**WORK INSTRUCTION**
Find each line of the material below in which the word "caption" occurs, and return it.

**TASK DATA**
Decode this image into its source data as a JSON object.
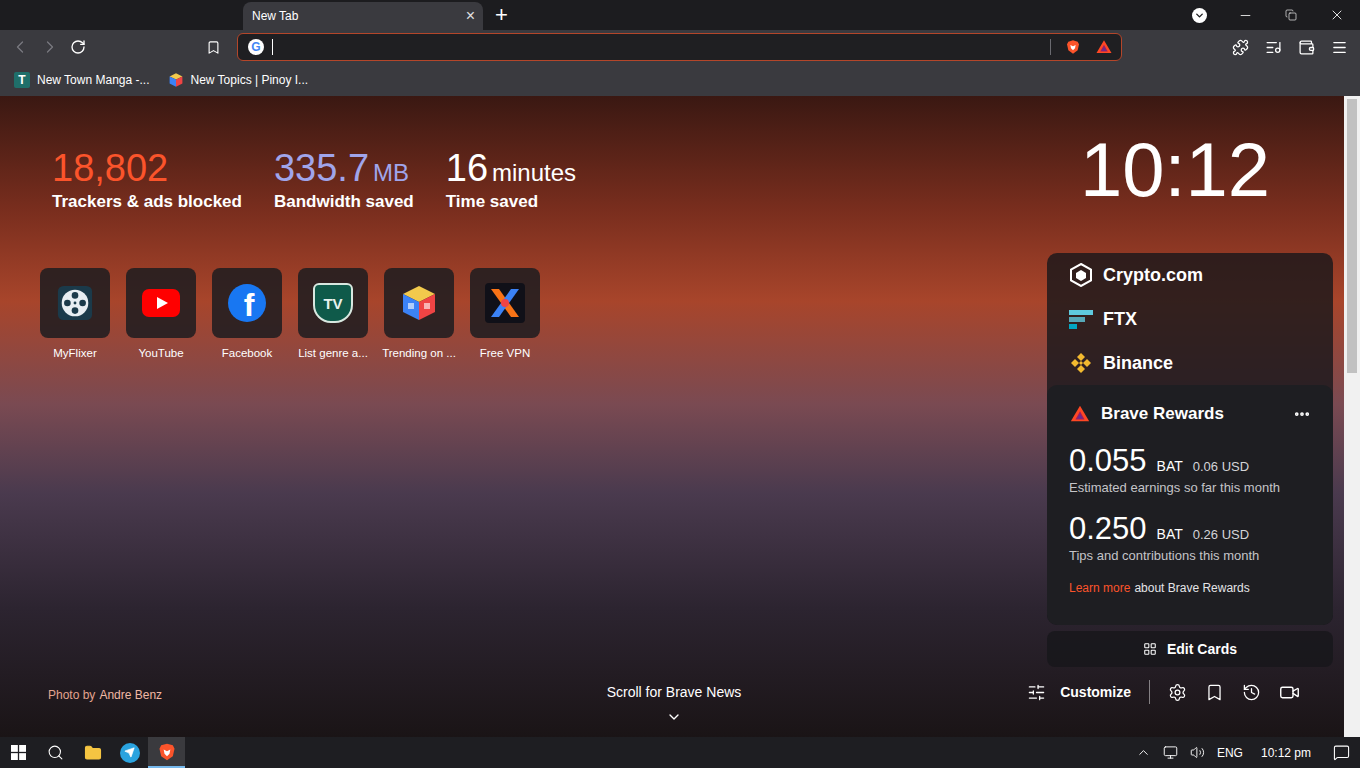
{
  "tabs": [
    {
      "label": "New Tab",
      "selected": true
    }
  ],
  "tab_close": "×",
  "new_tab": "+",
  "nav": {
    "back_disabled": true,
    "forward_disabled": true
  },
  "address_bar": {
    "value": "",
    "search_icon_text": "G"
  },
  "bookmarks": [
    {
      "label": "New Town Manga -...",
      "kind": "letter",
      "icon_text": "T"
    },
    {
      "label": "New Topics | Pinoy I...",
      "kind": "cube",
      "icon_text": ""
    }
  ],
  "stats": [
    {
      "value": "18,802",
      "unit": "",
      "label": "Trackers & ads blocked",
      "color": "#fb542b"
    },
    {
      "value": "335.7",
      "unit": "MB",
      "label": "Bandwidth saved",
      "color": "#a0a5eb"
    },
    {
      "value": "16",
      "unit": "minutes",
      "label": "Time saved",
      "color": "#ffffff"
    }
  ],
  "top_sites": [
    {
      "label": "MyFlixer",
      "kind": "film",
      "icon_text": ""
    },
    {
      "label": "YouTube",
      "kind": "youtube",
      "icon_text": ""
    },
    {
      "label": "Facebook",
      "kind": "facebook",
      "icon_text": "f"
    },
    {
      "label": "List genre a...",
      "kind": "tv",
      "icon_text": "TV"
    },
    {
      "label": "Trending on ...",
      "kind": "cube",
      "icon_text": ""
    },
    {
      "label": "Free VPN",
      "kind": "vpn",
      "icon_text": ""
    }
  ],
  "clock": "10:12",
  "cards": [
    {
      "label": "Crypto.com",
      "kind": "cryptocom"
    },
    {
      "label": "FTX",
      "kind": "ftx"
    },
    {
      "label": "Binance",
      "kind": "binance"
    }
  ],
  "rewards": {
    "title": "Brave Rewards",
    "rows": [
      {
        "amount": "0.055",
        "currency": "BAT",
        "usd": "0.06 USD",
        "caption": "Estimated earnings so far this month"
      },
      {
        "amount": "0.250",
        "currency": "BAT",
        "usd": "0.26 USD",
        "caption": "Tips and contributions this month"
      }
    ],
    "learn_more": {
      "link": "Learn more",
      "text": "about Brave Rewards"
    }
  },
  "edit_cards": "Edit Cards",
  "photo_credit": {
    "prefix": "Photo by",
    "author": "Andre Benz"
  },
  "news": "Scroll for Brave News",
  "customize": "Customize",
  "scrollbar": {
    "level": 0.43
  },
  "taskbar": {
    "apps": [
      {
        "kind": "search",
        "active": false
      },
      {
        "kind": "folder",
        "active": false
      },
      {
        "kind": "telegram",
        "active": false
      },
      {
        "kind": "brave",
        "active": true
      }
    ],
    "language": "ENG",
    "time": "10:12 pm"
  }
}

**TASK OUTPUT**
        "caption": "Estimated earnings so far this month"
        "caption": "Tips and contributions this month"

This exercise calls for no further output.